>>>

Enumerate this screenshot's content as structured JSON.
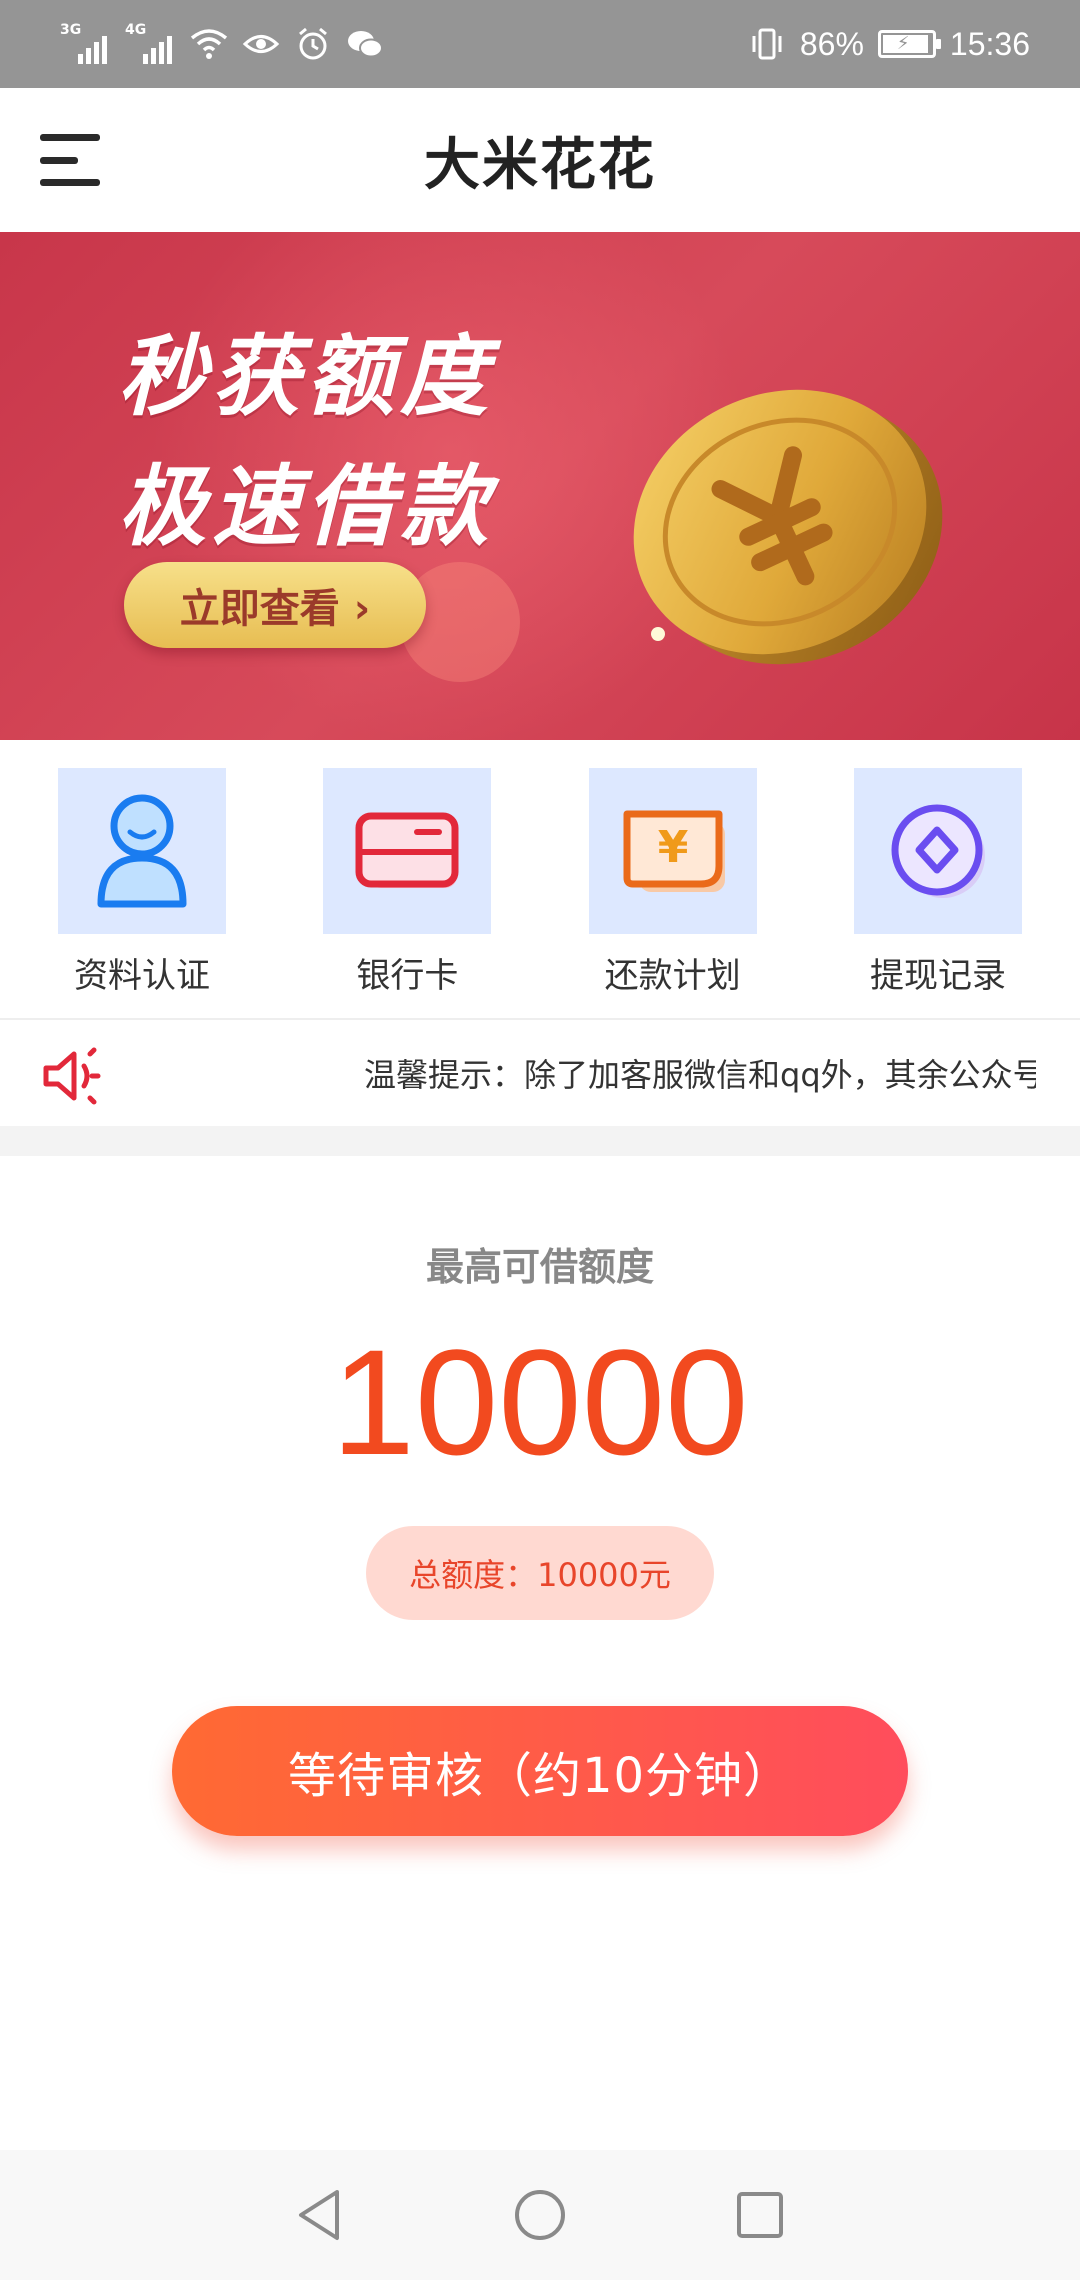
{
  "status_bar": {
    "network1": "3G",
    "network2": "4G",
    "battery_text": "86%",
    "time": "15:36"
  },
  "header": {
    "title": "大米花花"
  },
  "banner": {
    "line1": "秒获额度",
    "line2": "极速借款",
    "button_label": "立即查看 ›"
  },
  "shortcuts": [
    {
      "label": "资料认证",
      "icon": "profile-icon"
    },
    {
      "label": "银行卡",
      "icon": "bank-card-icon"
    },
    {
      "label": "还款计划",
      "icon": "repayment-plan-icon"
    },
    {
      "label": "提现记录",
      "icon": "withdraw-record-icon"
    }
  ],
  "notice": {
    "text": "温馨提示：除了加客服微信和qq外，其余公众号"
  },
  "credit": {
    "label": "最高可借额度",
    "amount": "10000",
    "total": "总额度：10000元",
    "button_label": "等待审核（约10分钟）"
  },
  "colors": {
    "accent": "#f24a1f",
    "banner": "#c8364a",
    "icon_bg": "#dde8ff"
  }
}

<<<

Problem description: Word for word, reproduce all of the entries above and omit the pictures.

Response to this exercise:
Enumerate this screenshot's content as structured JSON.
{
  "status_bar": {
    "network1": "3G",
    "network2": "4G",
    "battery_text": "86%",
    "time": "15:36"
  },
  "header": {
    "title": "大米花花"
  },
  "banner": {
    "line1": "秒获额度",
    "line2": "极速借款",
    "button_label": "立即查看 ›"
  },
  "shortcuts": [
    {
      "label": "资料认证",
      "icon": "profile-icon"
    },
    {
      "label": "银行卡",
      "icon": "bank-card-icon"
    },
    {
      "label": "还款计划",
      "icon": "repayment-plan-icon"
    },
    {
      "label": "提现记录",
      "icon": "withdraw-record-icon"
    }
  ],
  "notice": {
    "text": "温馨提示：除了加客服微信和qq外，其余公众号"
  },
  "credit": {
    "label": "最高可借额度",
    "amount": "10000",
    "total": "总额度：10000元",
    "button_label": "等待审核（约10分钟）"
  },
  "colors": {
    "accent": "#f24a1f",
    "banner": "#c8364a",
    "icon_bg": "#dde8ff"
  }
}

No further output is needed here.